Just about any older senior citizen has gained ample deep-rooted ability by encounters with nonstop sellers. Stricken by a sales figure quota, the sales agent keeps trying to hack continuously for sales closings. Stabilizing in for improved position gets him shifting backward, bordering on dropping back just like a gunshot hare.

The sales agent gives his best presentation. All the same, in all certainty this is absolutely not a quick game, yet this still is an important matter of life and death..By this time many newer career agents get raindrops of anxiety arising swifter than the countless stars in the sky.

The retired weakened senior catches his breath and then takes an object out of his new sweater zippered pocket. Out from an undersized vial of prescriptions, he removes a singular one, more shrunken than an upsetting bug. Without water to drink, the speck of the potent nitrate is centered then below his tongue.

Wonder overwhelms the representative, now aware that this is absolutely without doubt no chunk of sweet stuff. Making a response, the senior citizen starts commenting in a gentle scratchy vocal tone. He replies it was a nitrate pill as previously he had sustained a congestive heart stoppage. Flowing words & phrases bring figures of a full-length account of health circumstances.

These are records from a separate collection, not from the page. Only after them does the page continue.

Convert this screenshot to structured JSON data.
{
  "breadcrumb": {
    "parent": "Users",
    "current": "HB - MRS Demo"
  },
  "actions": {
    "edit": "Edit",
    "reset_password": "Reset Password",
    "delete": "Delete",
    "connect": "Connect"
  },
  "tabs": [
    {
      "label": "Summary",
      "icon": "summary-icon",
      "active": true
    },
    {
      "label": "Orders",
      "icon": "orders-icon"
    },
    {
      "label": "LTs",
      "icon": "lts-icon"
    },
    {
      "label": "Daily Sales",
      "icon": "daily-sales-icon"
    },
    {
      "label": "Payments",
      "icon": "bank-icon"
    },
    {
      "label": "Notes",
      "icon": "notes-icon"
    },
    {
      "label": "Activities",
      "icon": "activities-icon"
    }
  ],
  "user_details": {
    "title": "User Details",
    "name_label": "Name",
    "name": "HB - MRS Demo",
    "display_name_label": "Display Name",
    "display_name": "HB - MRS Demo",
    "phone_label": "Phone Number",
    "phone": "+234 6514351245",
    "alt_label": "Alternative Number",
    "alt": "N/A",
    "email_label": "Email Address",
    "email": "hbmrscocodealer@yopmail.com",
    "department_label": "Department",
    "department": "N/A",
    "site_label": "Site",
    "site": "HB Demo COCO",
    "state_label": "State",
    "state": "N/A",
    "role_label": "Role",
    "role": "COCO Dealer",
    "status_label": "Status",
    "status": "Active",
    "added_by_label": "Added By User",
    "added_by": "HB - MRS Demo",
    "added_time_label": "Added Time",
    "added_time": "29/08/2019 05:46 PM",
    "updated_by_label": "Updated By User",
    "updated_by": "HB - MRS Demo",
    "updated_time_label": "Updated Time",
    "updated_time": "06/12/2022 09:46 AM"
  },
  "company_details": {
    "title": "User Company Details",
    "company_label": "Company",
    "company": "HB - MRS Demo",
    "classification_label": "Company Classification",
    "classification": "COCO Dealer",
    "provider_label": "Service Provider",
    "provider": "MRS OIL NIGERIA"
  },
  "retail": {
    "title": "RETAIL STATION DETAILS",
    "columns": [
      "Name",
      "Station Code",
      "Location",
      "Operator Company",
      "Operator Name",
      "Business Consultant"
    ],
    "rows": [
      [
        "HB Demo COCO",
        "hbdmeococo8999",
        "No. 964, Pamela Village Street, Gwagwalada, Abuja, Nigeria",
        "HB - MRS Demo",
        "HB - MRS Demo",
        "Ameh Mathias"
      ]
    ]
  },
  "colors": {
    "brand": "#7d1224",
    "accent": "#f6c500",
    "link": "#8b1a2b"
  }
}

Then a smile glows, as a gesture to the agent to dismiss the final expense life insurance.

No doubt he had completely been outdone. How could this retiree still be persuaded even if he rips the paperwork form from the agent’s possession? His plans of a high demanding canned sales recital turns to a grinding halt. The newer agent is mum. And then finally he knows that letting a client feel being in a burial place is absolutely cold.

On this occasion with the mild light wind, the conversation adjusts to one of interactive mutual interest. The topic is fishing.. This improved topic activates passion, even if at points the vastness of trophy fish landed most certainly appeared to be expanded.

This newer agent notices how swiftly the chitchat among the two flows back & forth. Maybe securing the respect of the potential purchaser to approve of you is much more gainful than fighting disputes? Perhaps confidence evolves into being as potent as facts and results?

Closely after comes a move surprising the agent, similar to a creepy cockroach unveiled to a spotlight. The older senior citizen pulls from inside his wallet a picture of his individual grandchild. Next gently nudging the sales agent he asks,¬†“Will you tell me of the final expense life insurance?”

The company agent holds to his very greedy wants only,. Not at any time does he inform the senior that the final expense life insurance coverage will absolutely be turned down. Still, much like a crafty rat in an infested attic, he scurries finding the insurance application. The good man even asks for being insured for the greatest amount. Not even finishing the all-important paperwork form, the trustworthy big-bellied new buyer goes into a far end passageway. Reappearing, his fist is skintight encircling a roll of cash.

Close to drooling, the agent needs this newest purchaser to merely sign the policy application. Arriving at the office later, the agent knows the final expense life insurance application is not truly guaranteed issue. Quickly he makes an unusual decision. The sales agent, very low on funds, decides to swindle the $700.00 and destroy the application form.

Two years later to the day, the senior has his bright light turn to final darkness. After the burial and coupled with grief, the grandchild finds he does not receive one dime.

Case shut… but not completely. That precise identical time, a young chronic drunk rams through the metal barrier aside a hill. Someone with identity comparable to the former agent’s likeness is at once being engulfed in glowing flames. After his instant cremation, no life insurance coverage is ever located.